INSTRUCTIONS FOR THE TASK → Your answer must be the full listing below, repeated exactly.

GIVEN INFORMATION →
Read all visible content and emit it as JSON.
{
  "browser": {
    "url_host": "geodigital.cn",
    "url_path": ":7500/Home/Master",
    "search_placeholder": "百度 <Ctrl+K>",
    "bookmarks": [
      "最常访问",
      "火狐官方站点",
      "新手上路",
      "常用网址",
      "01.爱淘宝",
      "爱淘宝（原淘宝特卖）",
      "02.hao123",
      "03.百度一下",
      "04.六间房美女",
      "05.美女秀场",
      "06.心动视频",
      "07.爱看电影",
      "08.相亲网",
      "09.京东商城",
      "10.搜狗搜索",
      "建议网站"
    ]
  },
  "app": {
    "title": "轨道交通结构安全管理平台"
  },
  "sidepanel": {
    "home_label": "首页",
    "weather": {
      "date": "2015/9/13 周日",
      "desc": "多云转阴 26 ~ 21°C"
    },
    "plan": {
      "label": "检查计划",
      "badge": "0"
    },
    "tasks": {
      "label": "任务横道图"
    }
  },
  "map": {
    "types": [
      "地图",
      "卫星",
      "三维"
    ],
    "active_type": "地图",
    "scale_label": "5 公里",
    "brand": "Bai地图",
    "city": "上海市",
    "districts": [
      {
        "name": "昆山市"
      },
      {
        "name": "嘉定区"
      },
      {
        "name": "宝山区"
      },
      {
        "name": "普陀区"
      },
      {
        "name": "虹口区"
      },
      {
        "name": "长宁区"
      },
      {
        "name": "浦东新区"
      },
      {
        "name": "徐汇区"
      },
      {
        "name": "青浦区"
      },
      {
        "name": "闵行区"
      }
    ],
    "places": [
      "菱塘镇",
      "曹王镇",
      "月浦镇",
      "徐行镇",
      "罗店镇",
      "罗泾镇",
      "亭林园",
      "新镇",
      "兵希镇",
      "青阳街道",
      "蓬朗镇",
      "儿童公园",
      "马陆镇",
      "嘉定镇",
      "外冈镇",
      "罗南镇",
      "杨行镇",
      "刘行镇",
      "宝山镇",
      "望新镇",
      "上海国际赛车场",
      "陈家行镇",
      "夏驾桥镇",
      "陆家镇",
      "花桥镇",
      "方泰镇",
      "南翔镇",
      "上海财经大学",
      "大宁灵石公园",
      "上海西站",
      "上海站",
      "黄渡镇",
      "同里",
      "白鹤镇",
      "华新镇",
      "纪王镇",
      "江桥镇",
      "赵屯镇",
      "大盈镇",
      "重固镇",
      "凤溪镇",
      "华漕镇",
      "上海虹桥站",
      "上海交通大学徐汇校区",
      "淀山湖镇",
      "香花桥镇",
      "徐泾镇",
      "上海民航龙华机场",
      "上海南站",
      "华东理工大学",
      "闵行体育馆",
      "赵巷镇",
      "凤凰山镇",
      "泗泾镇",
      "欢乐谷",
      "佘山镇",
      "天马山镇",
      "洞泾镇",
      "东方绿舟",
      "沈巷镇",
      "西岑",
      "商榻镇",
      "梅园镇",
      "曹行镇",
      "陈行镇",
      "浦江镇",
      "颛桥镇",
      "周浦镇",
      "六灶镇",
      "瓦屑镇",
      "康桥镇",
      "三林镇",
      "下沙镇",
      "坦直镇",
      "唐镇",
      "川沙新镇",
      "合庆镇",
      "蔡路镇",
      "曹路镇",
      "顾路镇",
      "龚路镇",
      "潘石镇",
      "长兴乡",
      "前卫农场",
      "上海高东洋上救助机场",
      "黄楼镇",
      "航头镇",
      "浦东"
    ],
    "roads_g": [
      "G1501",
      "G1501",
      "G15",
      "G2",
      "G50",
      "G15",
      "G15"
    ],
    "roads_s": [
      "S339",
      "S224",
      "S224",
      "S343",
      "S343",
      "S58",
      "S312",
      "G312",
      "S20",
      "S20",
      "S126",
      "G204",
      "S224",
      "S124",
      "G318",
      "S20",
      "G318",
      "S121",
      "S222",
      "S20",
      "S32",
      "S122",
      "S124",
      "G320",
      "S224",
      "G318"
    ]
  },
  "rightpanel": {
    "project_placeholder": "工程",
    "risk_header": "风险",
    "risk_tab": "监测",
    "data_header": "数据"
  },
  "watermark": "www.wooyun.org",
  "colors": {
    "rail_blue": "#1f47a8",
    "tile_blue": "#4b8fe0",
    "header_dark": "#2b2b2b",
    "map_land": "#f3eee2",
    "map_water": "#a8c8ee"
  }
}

TASK SOLUTION →
Read all visible content and emit it as JSON.
{
  "browser": {
    "url_host": "geodigital.cn",
    "url_path": ":7500/Home/Master",
    "search_placeholder": "百度 <Ctrl+K>",
    "bookmarks": [
      "最常访问",
      "火狐官方站点",
      "新手上路",
      "常用网址",
      "01.爱淘宝",
      "爱淘宝（原淘宝特卖）",
      "02.hao123",
      "03.百度一下",
      "04.六间房美女",
      "05.美女秀场",
      "06.心动视频",
      "07.爱看电影",
      "08.相亲网",
      "09.京东商城",
      "10.搜狗搜索",
      "建议网站"
    ]
  },
  "app": {
    "title": "轨道交通结构安全管理平台"
  },
  "sidepanel": {
    "home_label": "首页",
    "weather": {
      "date": "2015/9/13 周日",
      "desc": "多云转阴 26 ~ 21°C"
    },
    "plan": {
      "label": "检查计划",
      "badge": "0"
    },
    "tasks": {
      "label": "任务横道图"
    }
  },
  "map": {
    "types": [
      "地图",
      "卫星",
      "三维"
    ],
    "active_type": "地图",
    "scale_label": "5 公里",
    "brand": "Bai地图",
    "city": "上海市",
    "districts": [
      {
        "name": "昆山市"
      },
      {
        "name": "嘉定区"
      },
      {
        "name": "宝山区"
      },
      {
        "name": "普陀区"
      },
      {
        "name": "虹口区"
      },
      {
        "name": "长宁区"
      },
      {
        "name": "浦东新区"
      },
      {
        "name": "徐汇区"
      },
      {
        "name": "青浦区"
      },
      {
        "name": "闵行区"
      }
    ],
    "places": [
      "菱塘镇",
      "曹王镇",
      "月浦镇",
      "徐行镇",
      "罗店镇",
      "罗泾镇",
      "亭林园",
      "新镇",
      "兵希镇",
      "青阳街道",
      "蓬朗镇",
      "儿童公园",
      "马陆镇",
      "嘉定镇",
      "外冈镇",
      "罗南镇",
      "杨行镇",
      "刘行镇",
      "宝山镇",
      "望新镇",
      "上海国际赛车场",
      "陈家行镇",
      "夏驾桥镇",
      "陆家镇",
      "花桥镇",
      "方泰镇",
      "南翔镇",
      "上海财经大学",
      "大宁灵石公园",
      "上海西站",
      "上海站",
      "黄渡镇",
      "同里",
      "白鹤镇",
      "华新镇",
      "纪王镇",
      "江桥镇",
      "赵屯镇",
      "大盈镇",
      "重固镇",
      "凤溪镇",
      "华漕镇",
      "上海虹桥站",
      "上海交通大学徐汇校区",
      "淀山湖镇",
      "香花桥镇",
      "徐泾镇",
      "上海民航龙华机场",
      "上海南站",
      "华东理工大学",
      "闵行体育馆",
      "赵巷镇",
      "凤凰山镇",
      "泗泾镇",
      "欢乐谷",
      "佘山镇",
      "天马山镇",
      "洞泾镇",
      "东方绿舟",
      "沈巷镇",
      "西岑",
      "商榻镇",
      "梅园镇",
      "曹行镇",
      "陈行镇",
      "浦江镇",
      "颛桥镇",
      "周浦镇",
      "六灶镇",
      "瓦屑镇",
      "康桥镇",
      "三林镇",
      "下沙镇",
      "坦直镇",
      "唐镇",
      "川沙新镇",
      "合庆镇",
      "蔡路镇",
      "曹路镇",
      "顾路镇",
      "龚路镇",
      "潘石镇",
      "长兴乡",
      "前卫农场",
      "上海高东洋上救助机场",
      "黄楼镇",
      "航头镇",
      "浦东"
    ],
    "roads_g": [
      "G1501",
      "G1501",
      "G15",
      "G2",
      "G50",
      "G15",
      "G15"
    ],
    "roads_s": [
      "S339",
      "S224",
      "S224",
      "S343",
      "S343",
      "S58",
      "S312",
      "G312",
      "S20",
      "S20",
      "S126",
      "G204",
      "S224",
      "S124",
      "G318",
      "S20",
      "G318",
      "S121",
      "S222",
      "S20",
      "S32",
      "S122",
      "S124",
      "G320",
      "S224",
      "G318"
    ]
  },
  "rightpanel": {
    "project_placeholder": "工程",
    "risk_header": "风险",
    "risk_tab": "监测",
    "data_header": "数据"
  },
  "watermark": "www.wooyun.org",
  "colors": {
    "rail_blue": "#1f47a8",
    "tile_blue": "#4b8fe0",
    "header_dark": "#2b2b2b",
    "map_land": "#f3eee2",
    "map_water": "#a8c8ee"
  }
}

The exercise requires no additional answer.